From Olivia Biggs (Senior Editor, Pixl Parade, Find her on Twitter): Did you know that some books have actually been banned in America? That’s right! Even in the land of the free, parents and educators have been known to push popular books out of libraries and schools, some of which later became required reading. Even today, thousands of parents petition and challenge popular books for a variety of reasons, both reasonable and unreasonable. This infographic takes a deeper look at the most banned and challenged books of the past 5 years, and why they were challenged in the first place!
The recent library problem child is Thirteen Reasons Why by Jay Asher, which, due to the recent Netflix series inspiring instances of self-harm among young adults, met an uproar from parents in 2017, despite the fact that the book has been around for about ten years.

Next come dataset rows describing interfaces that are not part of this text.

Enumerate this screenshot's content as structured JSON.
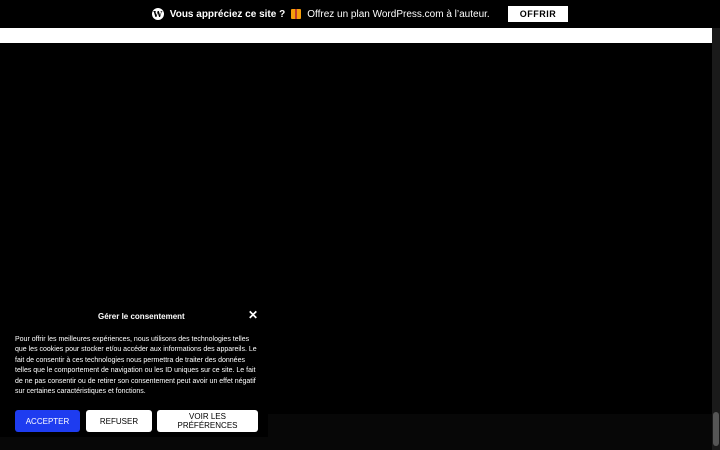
{
  "topbar": {
    "wp_icon_name": "wordpress-icon",
    "question": "Vous appréciez ce site ?",
    "gift_icon_name": "gift-icon",
    "offer_text": "Offrez un plan WordPress.com à l’auteur.",
    "button_label": "OFFRIR"
  },
  "consent": {
    "title": "Gérer le consentement",
    "close_icon": "close-icon",
    "body": "Pour offrir les meilleures expériences, nous utilisons des technologies telles que les cookies pour stocker et/ou accéder aux informations des appareils. Le fait de consentir à ces technologies nous permettra de traiter des données telles que le comportement de navigation ou les ID uniques sur ce site. Le fait de ne pas consentir ou de retirer son consentement peut avoir un effet négatif sur certaines caractéristiques et fonctions.",
    "accept_label": "ACCEPTER",
    "refuse_label": "REFUSER",
    "prefs_label": "VOIR LES PRÉFÉRENCES"
  },
  "colors": {
    "accent": "#1e3cf0",
    "background": "#000000"
  }
}
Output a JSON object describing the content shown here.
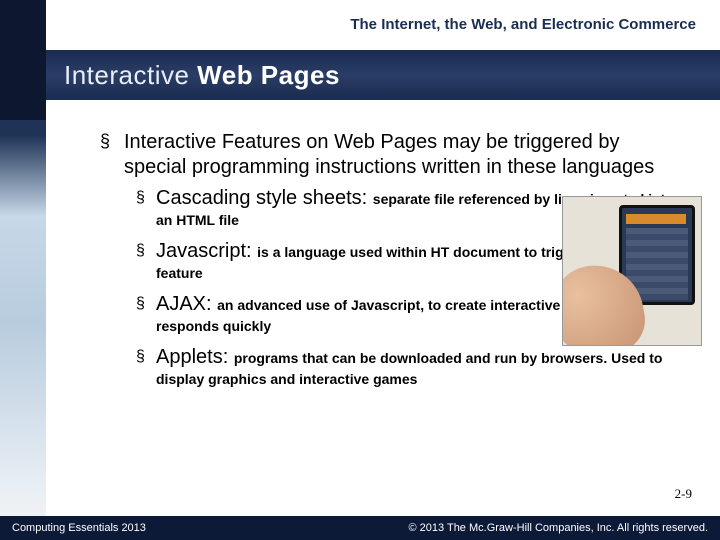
{
  "chapter_title": "The Internet, the Web, and Electronic Commerce",
  "slide_title_plain": "Interactive ",
  "slide_title_bold": "Web Pages",
  "main_bullet": "Interactive Features on Web Pages may be triggered by special programming instructions written in these languages",
  "items": [
    {
      "term": "Cascading style sheets: ",
      "desc": "separate file referenced by lines inserted into an HTML file"
    },
    {
      "term": "Javascript: ",
      "desc": "is a language used within HT document to trigger interactive feature"
    },
    {
      "term": "AJAX: ",
      "desc": "an advanced use of Javascript, to create interactive websites that responds quickly"
    },
    {
      "term": "Applets: ",
      "desc": "programs that can be downloaded and run by browsers. Used to display graphics and interactive games"
    }
  ],
  "page_num": "2-9",
  "footer_left": "Computing Essentials 2013",
  "footer_right": "© 2013 The Mc.Graw-Hill Companies, Inc. All rights reserved."
}
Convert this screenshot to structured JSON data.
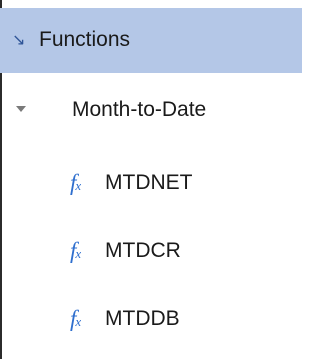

Another book upsetting parents is The Absolutely True Diary of a Part-Time Indian by Sherman Alexie, which discusses poverty, alcohol, violence, sexuality, and bullying. It’s a critical darling, wining numerous awards and high reviews, but that doesn’t stop parents from trying to pull it from shelves a decade after its release.
An increasing and uncomfortable number of books under attack have LGBTQ+ content, gender identity themes, and transgender characters. These themes might make parents uncomfortable, but their fairly necessary for making a younger generation of LGBTQ+ teens comfortable with themselves.
Don’t worry about banned books being uncomfortable. If you’re worried about recommending troublesome books for required reading, just look at top 10 most banned books of all time, which includes classics from 1984 to Of Mice and Men to The Great Gatsby – all known to be required reading for high school students!
Books expand our horizons, teach us how to think in different ways, and show us totally different perspectives, as they should. Banning books doesn’t allow people to experience new thoughts and ideas! Let’s all do better by allowing us to be more open to each other and not allowing books to be banned from libraries and schools.
Recently Popular Posts
- This is my Anti-Lexile, Anti-Reading Level Post.
- Top Books for Struggling/Reluctant Middle School Readers
- Novels with Science Content
- Harlem: A Poem by Walter Dean Myers
- Top Ten Tuesday: Our Favorite Pairings of YA Books…
- The Crossover by Kwame Alexander
- The Nazi Hunters by Neal Bascomb
- What Do You Do with a Problem? by Kobi Yamada
- Journey by Aaron Becker
- Review and Teaching Guide!: El Deafo by Cece Bell
Subscribe to Our Posts